Making Twitter users pay for access, in Kaminska’s view, would bring “pricing transparency” to the informational ecosystem and would be a step toward unblurring those lines — subtracting the social from media to protect regimes of “truth.” Only by making “previously free stuff extremely expensive” can we escape the “path where we knowingly give up on democracy and autonomy in favor of the protection of strong man systems that continue to give us free stuff providing we never disagree with them.” In this scenario, Musk is the anti-Zuckerberg, offering a transparent market for ideas instead of venture-funded surveillance capitalism. That seems hard to reconcile with Musk’s apparent political leanings, let alone his evident sociopathic tendencies.

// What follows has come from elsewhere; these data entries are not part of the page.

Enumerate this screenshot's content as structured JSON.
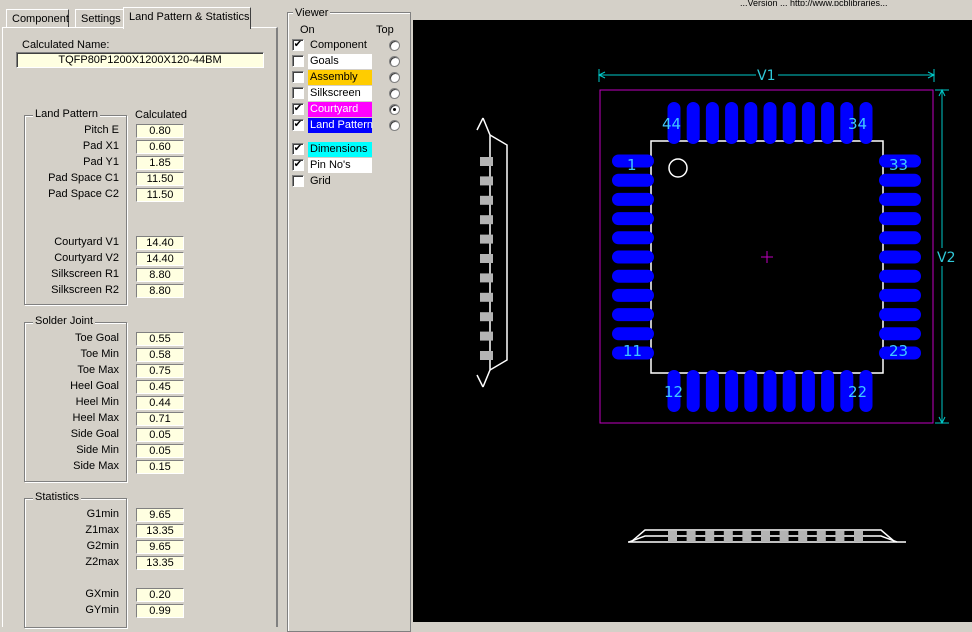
{
  "tabs": [
    "Component",
    "Settings",
    "Land Pattern & Statistics"
  ],
  "calculated_name_label": "Calculated Name:",
  "calculated_name": "TQFP80P1200X1200X120-44BM",
  "land_pattern": {
    "title": "Land Pattern",
    "column_header": "Calculated",
    "rows": [
      {
        "label": "Pitch E",
        "value": "0.80"
      },
      {
        "label": "Pad X1",
        "value": "0.60"
      },
      {
        "label": "Pad Y1",
        "value": "1.85"
      },
      {
        "label": "Pad Space C1",
        "value": "11.50"
      },
      {
        "label": "Pad Space C2",
        "value": "11.50"
      },
      {
        "label": "Courtyard V1",
        "value": "14.40"
      },
      {
        "label": "Courtyard V2",
        "value": "14.40"
      },
      {
        "label": "Silkscreen R1",
        "value": "8.80"
      },
      {
        "label": "Silkscreen R2",
        "value": "8.80"
      }
    ]
  },
  "solder_joint": {
    "title": "Solder Joint",
    "rows": [
      {
        "label": "Toe Goal",
        "value": "0.55"
      },
      {
        "label": "Toe Min",
        "value": "0.58"
      },
      {
        "label": "Toe Max",
        "value": "0.75"
      },
      {
        "label": "Heel Goal",
        "value": "0.45"
      },
      {
        "label": "Heel Min",
        "value": "0.44"
      },
      {
        "label": "Heel Max",
        "value": "0.71"
      },
      {
        "label": "Side Goal",
        "value": "0.05"
      },
      {
        "label": "Side Min",
        "value": "0.05"
      },
      {
        "label": "Side Max",
        "value": "0.15"
      }
    ]
  },
  "statistics": {
    "title": "Statistics",
    "rows": [
      {
        "label": "G1min",
        "value": "9.65"
      },
      {
        "label": "Z1max",
        "value": "13.35"
      },
      {
        "label": "G2min",
        "value": "9.65"
      },
      {
        "label": "Z2max",
        "value": "13.35"
      },
      {
        "label": "GXmin",
        "value": "0.20"
      },
      {
        "label": "GYmin",
        "value": "0.99"
      }
    ]
  },
  "viewer": {
    "title": "Viewer",
    "col_on": "On",
    "col_top": "Top",
    "layers": [
      {
        "name": "Component",
        "checked": true,
        "color": "#d4d0c8",
        "text_color": "#000000",
        "radio": true,
        "radio_on": false
      },
      {
        "name": "Goals",
        "checked": false,
        "color": "#ffffff",
        "text_color": "#000000",
        "radio": true,
        "radio_on": false
      },
      {
        "name": "Assembly",
        "checked": false,
        "color": "#ffcc00",
        "text_color": "#000000",
        "radio": true,
        "radio_on": false
      },
      {
        "name": "Silkscreen",
        "checked": false,
        "color": "#ffffff",
        "text_color": "#000000",
        "radio": true,
        "radio_on": false
      },
      {
        "name": "Courtyard",
        "checked": true,
        "color": "#ff00ff",
        "text_color": "#ffffff",
        "radio": true,
        "radio_on": true
      },
      {
        "name": "Land Pattern",
        "checked": true,
        "color": "#0000ff",
        "text_color": "#ffffff",
        "radio": true,
        "radio_on": false
      },
      {
        "name": "Dimensions",
        "checked": true,
        "color": "#00ffff",
        "text_color": "#000000",
        "radio": false,
        "radio_on": false
      },
      {
        "name": "Pin No's",
        "checked": true,
        "color": "#ffffff",
        "text_color": "#000000",
        "radio": false,
        "radio_on": false
      },
      {
        "name": "Grid",
        "checked": false,
        "color": "#d4d0c8",
        "text_color": "#000000",
        "radio": false,
        "radio_on": false
      }
    ]
  },
  "drawing": {
    "dim_v1": "V1",
    "dim_v2": "V2",
    "pin_labels": [
      "1",
      "11",
      "12",
      "22",
      "23",
      "33",
      "34",
      "44"
    ],
    "colors": {
      "pad": "#0000ff",
      "courtyard": "#c000c0",
      "outline": "#ffffff",
      "dimension": "#00c8c8",
      "pin_label": "#40c8ff"
    }
  },
  "top_strip_text": "...Version ...  http://www.pcblibraries..."
}
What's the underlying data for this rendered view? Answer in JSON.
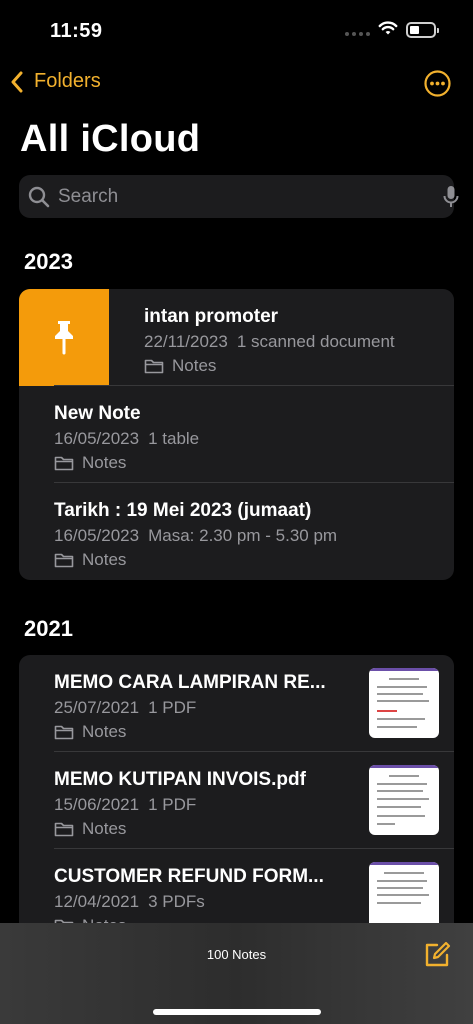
{
  "status": {
    "time": "11:59"
  },
  "nav": {
    "back_label": "Folders",
    "title": "All iCloud"
  },
  "search": {
    "placeholder": "Search"
  },
  "sections": [
    {
      "year": "2023",
      "notes": [
        {
          "title": "intan promoter",
          "date": "22/11/2023",
          "preview": "1 scanned document",
          "folder": "Notes",
          "pinned": true
        },
        {
          "title": "New Note",
          "date": "16/05/2023",
          "preview": "1 table",
          "folder": "Notes"
        },
        {
          "title": "Tarikh : 19 Mei 2023 (jumaat)",
          "date": "16/05/2023",
          "preview": "Masa: 2.30 pm - 5.30 pm",
          "folder": "Notes"
        }
      ]
    },
    {
      "year": "2021",
      "notes": [
        {
          "title": "MEMO CARA LAMPIRAN RE...",
          "date": "25/07/2021",
          "preview": "1 PDF",
          "folder": "Notes",
          "thumbnail": true
        },
        {
          "title": "MEMO KUTIPAN INVOIS.pdf",
          "date": "15/06/2021",
          "preview": "1 PDF",
          "folder": "Notes",
          "thumbnail": true
        },
        {
          "title": "CUSTOMER REFUND FORM...",
          "date": "12/04/2021",
          "preview": "3 PDFs",
          "folder": "Notes",
          "thumbnail": true
        }
      ]
    }
  ],
  "toolbar": {
    "count": "100 Notes"
  },
  "colors": {
    "accent": "#f2b12e",
    "pin": "#f49b0b",
    "card": "#1c1c1e",
    "secondary_text": "#98989d"
  },
  "icons": [
    "chevron-left-icon",
    "more-icon",
    "search-icon",
    "mic-icon",
    "pin-icon",
    "folder-icon",
    "compose-icon"
  ]
}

Twitter, like other social media platforms, doesn’t just provide access to information but also to a sense of interpersonal connection; like the term social media suggests, it mediates sociality. That sounds dumb and obvious, but a decade ago, this was genuinely novel, to think of “being connected” as a viable form of conviviality beyond the requirement of physical co-presence, one that made possible new kinds of interaction at different degrees of scale, hybridizing feelings of isolation, participation, and submergence in a mass. Social media companies concretized and commodified these possibilities, subsuming them and circumscribing how we conceive of them and what pleasures we take in them. This affects everyone, regardless of whether they use social media personally, because the platforms inflect sociality in all its forms.
So even though the share prices of social media companies are tumbling, the idea of social media will be resilient. After Facebook’s stock dropped by as much as 25% after its earnings report, many commentators were eager to pronounce the company extinct, a MySpace in the making. To try to debunk that idea, Ben Thompson points out that the company’s sites are still adding daily active users, its TikTok clone is gaining some traction, and its advertising business is recovering from Apple’s monkey wrench. But mainly he insists that “the company’s core competency was in addressing a human desire that wasn’t going anywhere.”

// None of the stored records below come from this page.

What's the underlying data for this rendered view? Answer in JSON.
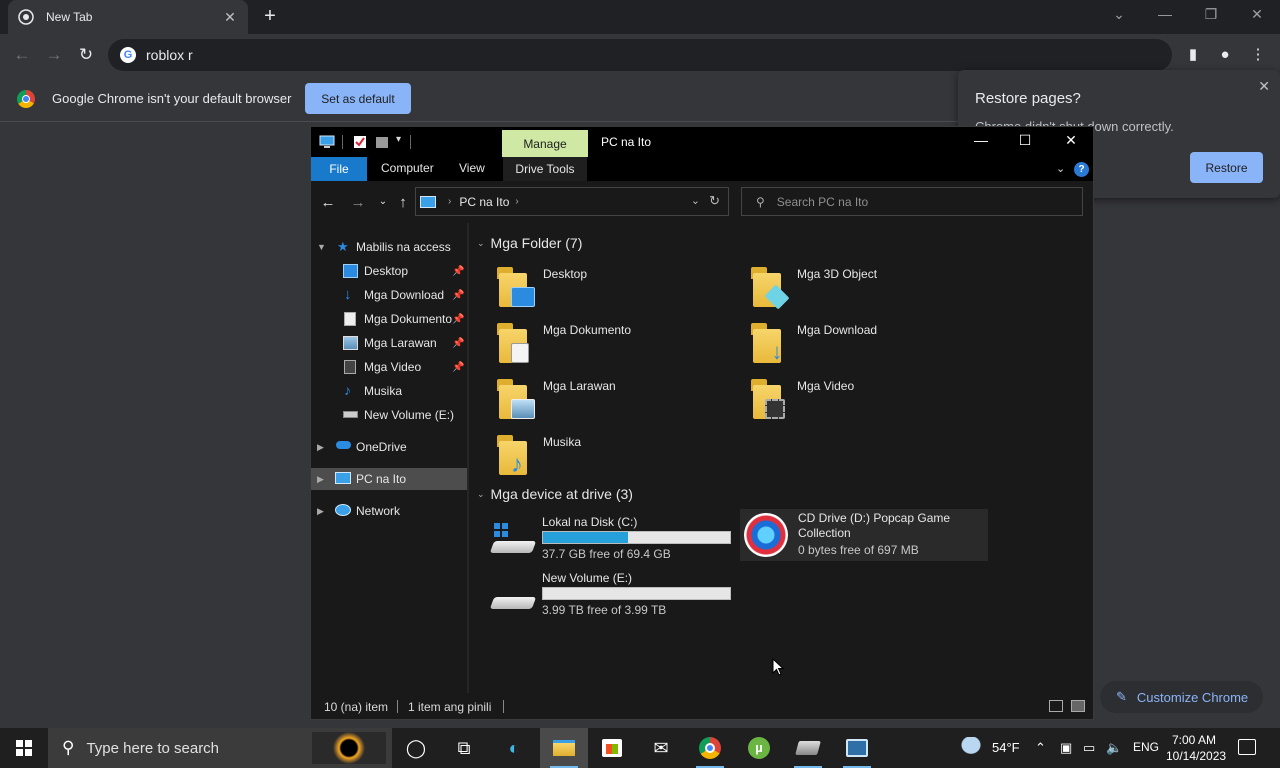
{
  "chrome": {
    "tab_title": "New Tab",
    "omnibox_text": "roblox r",
    "infobar_message": "Google Chrome isn't your default browser",
    "set_default_label": "Set as default",
    "restore_title": "Restore pages?",
    "restore_subtitle": "Chrome didn't shut down correctly.",
    "restore_button": "Restore",
    "customize_label": "Customize Chrome"
  },
  "explorer": {
    "title": "PC na Ito",
    "manage_tab": "Manage",
    "ribbon_tabs": [
      "File",
      "Computer",
      "View",
      "Drive Tools"
    ],
    "address_path": "PC na Ito",
    "search_placeholder": "Search PC na Ito",
    "nav": {
      "quick_access": "Mabilis na access",
      "items": [
        {
          "label": "Desktop",
          "pinned": true
        },
        {
          "label": "Mga Download",
          "pinned": true
        },
        {
          "label": "Mga Dokumento",
          "pinned": true
        },
        {
          "label": "Mga Larawan",
          "pinned": true
        },
        {
          "label": "Mga Video",
          "pinned": true
        },
        {
          "label": "Musika",
          "pinned": false
        },
        {
          "label": "New Volume (E:)",
          "pinned": false
        }
      ],
      "onedrive": "OneDrive",
      "this_pc": "PC na Ito",
      "network": "Network"
    },
    "folders_header": "Mga Folder (7)",
    "folders": [
      {
        "label": "Desktop"
      },
      {
        "label": "Mga 3D Object"
      },
      {
        "label": "Mga Dokumento"
      },
      {
        "label": "Mga Download"
      },
      {
        "label": "Mga Larawan"
      },
      {
        "label": "Mga Video"
      },
      {
        "label": "Musika"
      }
    ],
    "devices_header": "Mga device at drive (3)",
    "drives": [
      {
        "name": "Lokal na Disk (C:)",
        "free": "37.7 GB free of 69.4 GB",
        "used_fraction": 0.457
      },
      {
        "name": "CD Drive (D:) Popcap Game Collection",
        "free": "0 bytes free of 697 MB"
      },
      {
        "name": "New Volume (E:)",
        "free": "3.99 TB free of 3.99 TB",
        "used_fraction": 0.0
      }
    ],
    "status_items": "10 (na) item",
    "status_selected": "1 item ang pinili"
  },
  "taskbar": {
    "search_placeholder": "Type here to search",
    "weather": "54°F",
    "language": "ENG",
    "time": "7:00 AM",
    "date": "10/14/2023"
  }
}
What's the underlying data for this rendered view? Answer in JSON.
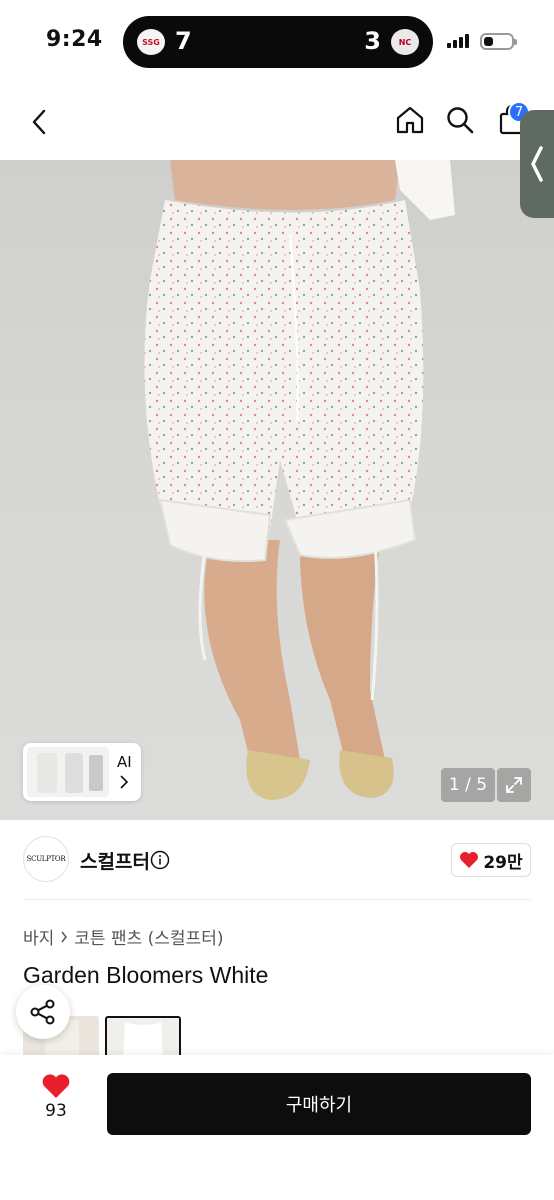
{
  "status_bar": {
    "time": "9:24",
    "live_activity": {
      "home_team_logo": "SSG",
      "home_score": "7",
      "away_score": "3",
      "away_team_logo": "NC"
    },
    "battery_level": 0.35
  },
  "nav": {
    "back_icon": "chevron-left-icon",
    "home_icon": "home-icon",
    "search_icon": "search-icon",
    "cart_icon": "bag-icon",
    "cart_badge": "7"
  },
  "gallery": {
    "ai_label": "AI",
    "page_indicator": "1 / 5",
    "expand_icon": "expand-icon"
  },
  "brand": {
    "logo_text": "SCULPTOR",
    "name": "스컬프터",
    "likes": "29만"
  },
  "product": {
    "breadcrumb": [
      "바지",
      "코튼 팬츠 (스컬프터)"
    ],
    "title": "Garden Bloomers White"
  },
  "bottom_bar": {
    "wish_count": "93",
    "buy_label": "구매하기"
  },
  "colors": {
    "accent_blue": "#2b6fff",
    "heart_red": "#e8202e",
    "buy_button": "#0d0d0d"
  }
}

As much as I wish that weren’t true, and that commercial social media were an aberration or a mass delusion or some kind of trick that we’ll all eventually see through, too much time and money have been spent on building that desire up, shaping it and promoting it and experiencing it in the accreting forms that platforms have supplied it with. Those forms are not just about happy sharing and friendship or some fundamental and universal principles of human social connection; they are particular to the platforms that nurtured them and can’t yet be easily separated from them. Part of that derives from the work people have invested in their profiles and want to believe can be salvaged. But platforms shape desire through the frustration that they deliver, the conflict and risk and misrecognition they generate, the commercial milieu that animates their stakes, the masochistic feelings of being dominated by them. Our attachments to platforms are not necessarily rational; what we get out of them isn’t all that connected to having or making unilateral choices, even as this is what the interfaces often foreground.

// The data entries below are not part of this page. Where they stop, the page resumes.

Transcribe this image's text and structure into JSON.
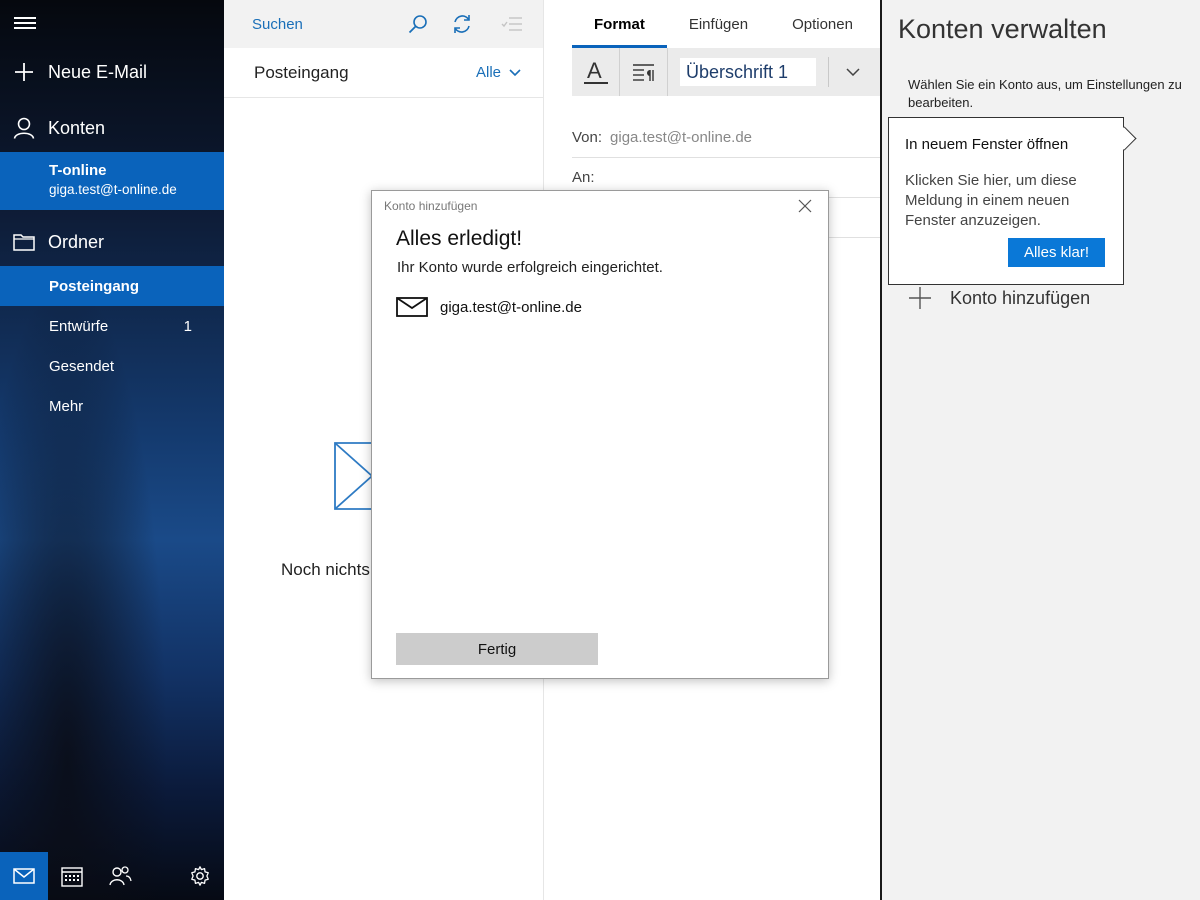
{
  "nav": {
    "new_mail": "Neue E-Mail",
    "accounts_label": "Konten",
    "account": {
      "name": "T-online",
      "email": "giga.test@t-online.de"
    },
    "folders_label": "Ordner",
    "folders": [
      {
        "label": "Posteingang",
        "count": ""
      },
      {
        "label": "Entwürfe",
        "count": "1"
      },
      {
        "label": "Gesendet",
        "count": ""
      },
      {
        "label": "Mehr",
        "count": ""
      }
    ],
    "bottom_icons": [
      "mail-icon",
      "calendar-icon",
      "people-icon",
      "settings-icon"
    ]
  },
  "list": {
    "search_placeholder": "Suchen",
    "folder_title": "Posteingang",
    "filter": "Alle",
    "empty_text": "Noch nichts"
  },
  "compose": {
    "tabs": [
      "Format",
      "Einfügen",
      "Optionen"
    ],
    "style_value": "Überschrift 1",
    "from_label": "Von:",
    "from_value": "giga.test@t-online.de",
    "to_label": "An:"
  },
  "manage": {
    "title": "Konten verwalten",
    "description": "Wählen Sie ein Konto aus, um Einstellungen zu bearbeiten.",
    "add_account": "Konto hinzufügen"
  },
  "tooltip": {
    "title": "In neuem Fenster öffnen",
    "body": "Klicken Sie hier, um diese Meldung in einem neuen Fenster anzuzeigen.",
    "button": "Alles klar!"
  },
  "dialog": {
    "window_title": "Konto hinzufügen",
    "heading": "Alles erledigt!",
    "message": "Ihr Konto wurde erfolgreich eingerichtet.",
    "account_email": "giga.test@t-online.de",
    "done_button": "Fertig"
  },
  "colors": {
    "accent": "#0a63bb",
    "link": "#1a6fb8",
    "button": "#0a78d7"
  }
}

What alternative platforms like Mastodon may require to succeed is not just some critical mass of users or some broader fluency in how to navigate their interfaces. They may also need to facilitate some of the frustration and antagonism that their developers may have aspired precisely to forestall. They will need to seem more useful than they really are, to remind us of possibilities beyond usefulness. They will have to alienate us as much as ground us. They will have to seethe with the contradictions that define what it feels like to belong to a society.
Thanks for reading. Subscribe for free to receive new posts.